Dave Powell on Liverpool’s midfield situation and the options open to FSG as they seek to develop the squad
Liverpool manager Jurgen Klopp and (inset) the club’s principal owner John Henry.
The midfield situation at Liverpool has seen calls grow for Fenway Sports Group to loosen the purse strings and sanction a big money deal to aid their bid to keep pace with their rivals.
Borussia Dortmund’s Jude Bellingham has been heavily linked for some time, although the sum required to extricate him from the German side would likely be well in excess of the £100m mark. Liverpool are a team that have placed much value in their ability to navigate the transfer market with more savvy than their rivals, adding pieces to the puzzle as they go along to maintain continuity, competitiveness and more financial certainty.
This summer they spent on Darwin Nunez, a deal that could eventually reach as much as £85m. His arrival came as Liverpool readied themselves for the blow of losing the legendary Sadio Mane while adding a younger dynamic to forward line that’s three key components last season were all over the age of 30.
Fabio Carvalho and Calvin Ramsey both arrived, the deals done with one eye very much on the future at Anfield, but the questions remained around the midfield and the decision to retain status quo when it came to Jurgen Klopp’s options in the centre of the pitch.
Liverpool had been linked with a move for 22-year-old Aurelien Tchouameni earlier in the summer before the Frenchman inked a deal with Spanish giants Real Madrid. At that time there was the intention for a marquee midfield addition to arrive, although with Thiago Alcantara fit at that point and options in Jordan Henderson, Naby Keita, Fabinho, Curtis Jones, Harvey Elliott and James Milner all available it was deemed that the need was not as pressing in the short term.
Injuries have impacted Jurgen Klopp’s options and their deficiencies were exposed brutally in the 2-1 loss to Manchester United on Monday. The defeat also posed some questions about a longer term strategy that may prove to be even more expensive for the Reds when it comes to squad rebuilding.
FSG have a preferred strategy, which they also try to implement at the Boston Red Sox, of bringing young talent into the building periodically to give them the best chance of a smoother transition period and limiting the need for expensive rebuilds. At Liverpool the issue that they have been faced with now is that after choosing not to spend heavily in 2020 and 2021, and with there not being many viable options to deliver strong values from a player trading perspective, there seems to be no alternative other than a very expensive window on the horizon.
They could, in theory, need two or three major midfield additions next summer. Milner will be out of contract and unlikely to stay, Alex Oxlade-Chamberlain will see his deal expire and Keita’s contract is set to end next summer too, an extension for the Guinean not appearing to be on the horizon as of yet.
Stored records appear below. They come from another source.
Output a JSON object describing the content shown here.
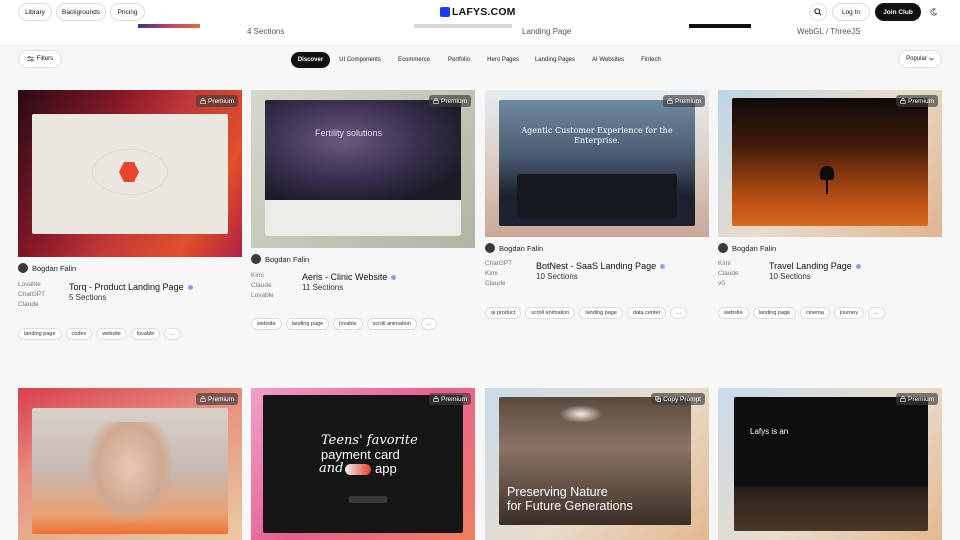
{
  "nav": {
    "left_buttons": [
      "Library",
      "Backgrounds",
      "Pricing"
    ],
    "logo": "LAFYS.COM",
    "login": "Log In",
    "join": "Join Club"
  },
  "top_strip": {
    "item1_sections": "4 Sections",
    "item2_title": "Landing Page",
    "item3_title": "WebGL / ThreeJS"
  },
  "filters": {
    "filters_label": "Filters",
    "tabs": [
      "Discover",
      "UI Components",
      "Ecommerce",
      "Portfolio",
      "Hero Pages",
      "Landing Pages",
      "AI Websites",
      "Fintech"
    ],
    "active_tab": "Discover",
    "sort": "Popular"
  },
  "cards": [
    {
      "badge": "Premium",
      "author": "Bogdan Falin",
      "tools": [
        "Lovable",
        "ChatGPT",
        "Claude"
      ],
      "title": "Torq - Product Landing Page",
      "sections": "5 Sections",
      "tags": [
        "landing page",
        "codex",
        "website",
        "lovable",
        "..."
      ]
    },
    {
      "badge": "Premium",
      "author": "Bogdan Falin",
      "tools": [
        "Kimi",
        "Claude",
        "Lovable"
      ],
      "title": "Aeris - Clinic Website",
      "sections": "11 Sections",
      "tags": [
        "website",
        "landing page",
        "lovable",
        "scroll animation",
        "..."
      ],
      "screen_text": "Fertility solutions"
    },
    {
      "badge": "Premium",
      "author": "Bogdan Falin",
      "tools": [
        "ChatGPT",
        "Kimi",
        "Claude"
      ],
      "title": "BotNest - SaaS Landing Page",
      "sections": "10 Sections",
      "tags": [
        "ai product",
        "scroll animation",
        "landing page",
        "data center",
        "..."
      ],
      "screen_text": "Agentic Customer Experience for the Enterprise."
    },
    {
      "badge": "Premium",
      "author": "Bogdan Falin",
      "tools": [
        "Kimi",
        "Claude",
        "v0"
      ],
      "title": "Travel Landing Page",
      "sections": "10 Sections",
      "tags": [
        "website",
        "landing page",
        "cinema",
        "journey",
        "..."
      ]
    },
    {
      "badge": "Premium"
    },
    {
      "badge": "Premium",
      "screen_text_1": "Teens' favorite",
      "screen_text_2": "payment card",
      "screen_text_3": "and",
      "screen_text_4": "app"
    },
    {
      "badge": "Copy Prompt",
      "screen_text_1": "Preserving Nature",
      "screen_text_2": "for Future Generations"
    },
    {
      "badge": "Premium",
      "screen_text": "Lafys is an"
    }
  ],
  "colors": {
    "accent_dot": "#8aa0f0",
    "join_bg": "#111111",
    "logo": "#1a3cff"
  }
}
In the case of Milner, Keita and Oxlade-Chamberlain, if they were to leave the club next summer for free there would be something in the region of £400,000-plus per week that is removed off the wage bill, although with the need to add significant quality, and potentially with more than one addition it would be swallowed up fairly easily.
Liverpool, for accounting purposes, still have the final year of Keita’s contract to be amortised, something which shows as £10m in the balance sheet (his £50m fee amortised across his five-year contract in 2018). That would be a saving, but with a deal for a midfielder at say £80m across a five-year deal the amortised cost would be £16m per year. With more arrivals likely than just one it would mean that there would be several million more than would need accounting for.
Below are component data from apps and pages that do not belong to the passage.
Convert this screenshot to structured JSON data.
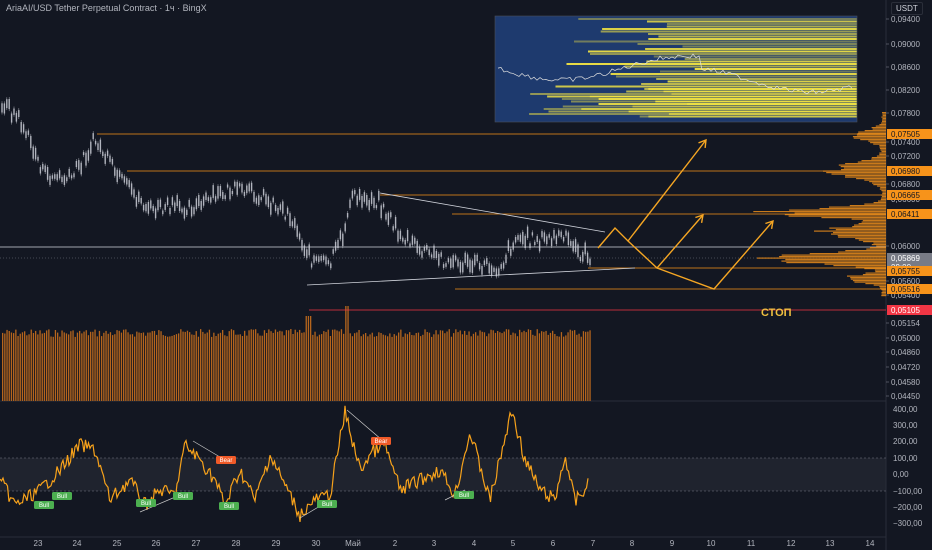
{
  "header": {
    "title": "AriaAI/USD Tether Perpetual Contract · 1ч · BingX",
    "quote_currency": "USDT"
  },
  "price_axis": {
    "labels": [
      "0,09400",
      "0,09000",
      "0,08600",
      "0,08200",
      "0,07800",
      "0,07400",
      "0,07200",
      "0,06800",
      "0,06600",
      "0,06000",
      "0,05600",
      "0,05400",
      "0,05154",
      "0,05000",
      "0,04860",
      "0,04720",
      "0,04580",
      "0,04450"
    ]
  },
  "price_tags": [
    {
      "label": "0,07505",
      "kind": "orange"
    },
    {
      "label": "0,06980",
      "kind": "orange"
    },
    {
      "label": "0,06665",
      "kind": "orange"
    },
    {
      "label": "0,06411",
      "kind": "orange"
    },
    {
      "label": "0,05869",
      "kind": "current"
    },
    {
      "label": "09:00",
      "kind": "timer"
    },
    {
      "label": "0,05755",
      "kind": "orange"
    },
    {
      "label": "0,05516",
      "kind": "orange"
    },
    {
      "label": "0,05105",
      "kind": "red"
    }
  ],
  "osc_axis": {
    "labels": [
      "400,00",
      "300,00",
      "200,00",
      "100,00",
      "0,00",
      "−100,00",
      "−200,00",
      "−300,00"
    ]
  },
  "time_axis": {
    "labels": [
      "23",
      "24",
      "25",
      "26",
      "27",
      "28",
      "29",
      "30",
      "Май",
      "2",
      "3",
      "4",
      "5",
      "6",
      "7",
      "8",
      "9",
      "10",
      "11",
      "12",
      "13",
      "14"
    ]
  },
  "annotations": {
    "stop_label": "СТОП"
  },
  "signals": [
    "Bull",
    "Bull",
    "Bull",
    "Bull",
    "Bull",
    "Bull",
    "Bull",
    "Bear",
    "Bear"
  ],
  "colors": {
    "background": "#131722",
    "orange": "#f7931a",
    "bull": "#4caf50",
    "bear": "#f05a28",
    "stop_line": "#f23645",
    "volume": "#b5651d",
    "heatmap_yellow": "#f5e642",
    "heatmap_blue": "#1e3a6e"
  }
}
There is no cheap way for FSG to address the issues that are heading down the tracks. There is the option to get one done sooner, something that would impact the 2022/23 accounts, seeing both wage bill and amortisation costs rise, but that could be addressed in some way by extending contracts for those players who they have paid fees for in recent years, with the likes of Ibrahima Konate and Darwin Nunez among them, spreading their fees over a longer period of time as they appear in the accounts.
Liverpool have no concerns over Financial Fair Play, their approach to the business side of the club and their ability to manage through the pandemic rather admirably under FSG meaning that their Covid-related losses were well below that of their rivals, many of who have continued to spend in the market.